• [ACTION ITEM]: In the listing that follows, count every line with the word "USDT" in it and write only the total.
%%
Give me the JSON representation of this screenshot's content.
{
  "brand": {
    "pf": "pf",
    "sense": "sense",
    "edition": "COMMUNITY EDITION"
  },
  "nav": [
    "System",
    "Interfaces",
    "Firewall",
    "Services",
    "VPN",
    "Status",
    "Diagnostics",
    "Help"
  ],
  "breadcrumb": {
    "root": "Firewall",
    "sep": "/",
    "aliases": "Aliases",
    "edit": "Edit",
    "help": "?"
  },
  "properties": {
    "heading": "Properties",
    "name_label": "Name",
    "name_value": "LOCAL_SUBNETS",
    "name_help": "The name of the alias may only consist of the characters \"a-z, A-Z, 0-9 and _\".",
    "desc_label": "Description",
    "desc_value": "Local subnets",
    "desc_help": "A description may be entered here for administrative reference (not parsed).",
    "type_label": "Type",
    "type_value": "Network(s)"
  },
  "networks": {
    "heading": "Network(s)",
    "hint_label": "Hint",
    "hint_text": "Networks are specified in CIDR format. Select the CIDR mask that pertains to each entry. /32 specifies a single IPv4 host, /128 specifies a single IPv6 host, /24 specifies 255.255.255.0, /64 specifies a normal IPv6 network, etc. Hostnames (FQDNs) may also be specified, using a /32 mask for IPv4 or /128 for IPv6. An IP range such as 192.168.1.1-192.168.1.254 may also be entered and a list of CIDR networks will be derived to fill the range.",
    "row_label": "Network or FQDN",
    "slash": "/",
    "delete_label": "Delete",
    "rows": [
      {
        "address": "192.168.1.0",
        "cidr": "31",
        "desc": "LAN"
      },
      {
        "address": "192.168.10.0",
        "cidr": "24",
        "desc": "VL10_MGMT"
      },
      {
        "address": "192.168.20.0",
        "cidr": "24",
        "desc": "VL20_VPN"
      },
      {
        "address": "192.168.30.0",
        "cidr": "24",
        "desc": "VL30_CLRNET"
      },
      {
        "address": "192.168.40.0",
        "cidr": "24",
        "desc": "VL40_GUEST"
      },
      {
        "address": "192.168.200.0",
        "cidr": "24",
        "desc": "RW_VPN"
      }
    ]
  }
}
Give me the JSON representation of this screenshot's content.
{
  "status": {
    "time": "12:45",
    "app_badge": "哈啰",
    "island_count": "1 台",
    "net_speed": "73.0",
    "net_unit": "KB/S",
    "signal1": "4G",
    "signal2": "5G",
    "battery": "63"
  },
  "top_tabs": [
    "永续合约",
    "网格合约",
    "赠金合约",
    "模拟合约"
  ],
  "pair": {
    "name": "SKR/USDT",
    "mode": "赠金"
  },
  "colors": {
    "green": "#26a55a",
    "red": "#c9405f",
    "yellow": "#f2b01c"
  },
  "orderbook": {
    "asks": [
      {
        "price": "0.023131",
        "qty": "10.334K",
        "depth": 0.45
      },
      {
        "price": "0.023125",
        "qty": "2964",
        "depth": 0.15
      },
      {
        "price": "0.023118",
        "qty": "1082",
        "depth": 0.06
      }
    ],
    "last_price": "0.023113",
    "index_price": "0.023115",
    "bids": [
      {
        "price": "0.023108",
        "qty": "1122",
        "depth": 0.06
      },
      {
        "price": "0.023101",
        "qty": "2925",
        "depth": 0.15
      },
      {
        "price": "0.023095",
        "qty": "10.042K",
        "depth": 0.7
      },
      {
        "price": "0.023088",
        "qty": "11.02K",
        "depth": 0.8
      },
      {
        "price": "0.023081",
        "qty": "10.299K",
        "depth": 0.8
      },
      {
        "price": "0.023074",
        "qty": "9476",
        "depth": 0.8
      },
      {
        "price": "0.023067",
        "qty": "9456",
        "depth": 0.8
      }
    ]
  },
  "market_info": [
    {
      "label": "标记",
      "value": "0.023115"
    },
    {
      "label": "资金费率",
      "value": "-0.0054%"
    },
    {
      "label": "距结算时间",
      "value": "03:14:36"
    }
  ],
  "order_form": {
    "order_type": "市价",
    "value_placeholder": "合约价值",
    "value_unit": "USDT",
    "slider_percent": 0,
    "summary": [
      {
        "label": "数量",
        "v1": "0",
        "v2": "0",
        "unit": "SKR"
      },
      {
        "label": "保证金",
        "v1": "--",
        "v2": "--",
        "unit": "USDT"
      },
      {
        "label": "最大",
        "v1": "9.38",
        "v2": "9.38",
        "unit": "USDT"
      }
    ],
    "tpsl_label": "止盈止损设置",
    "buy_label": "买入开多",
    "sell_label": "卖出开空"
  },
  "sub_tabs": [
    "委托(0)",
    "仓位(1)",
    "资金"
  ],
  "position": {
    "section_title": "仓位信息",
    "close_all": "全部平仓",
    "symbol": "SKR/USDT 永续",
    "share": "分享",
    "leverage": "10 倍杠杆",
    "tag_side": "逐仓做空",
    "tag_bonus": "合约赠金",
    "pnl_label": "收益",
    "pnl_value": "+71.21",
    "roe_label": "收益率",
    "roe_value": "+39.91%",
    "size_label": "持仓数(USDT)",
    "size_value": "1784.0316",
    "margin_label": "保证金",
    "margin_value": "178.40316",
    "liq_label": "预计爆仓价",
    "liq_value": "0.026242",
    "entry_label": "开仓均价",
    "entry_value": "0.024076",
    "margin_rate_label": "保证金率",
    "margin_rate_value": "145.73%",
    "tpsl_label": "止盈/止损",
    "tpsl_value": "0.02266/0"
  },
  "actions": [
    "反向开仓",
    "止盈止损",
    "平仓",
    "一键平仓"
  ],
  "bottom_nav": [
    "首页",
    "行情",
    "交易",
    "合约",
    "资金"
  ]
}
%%
• [ANSWER SECTION]: 6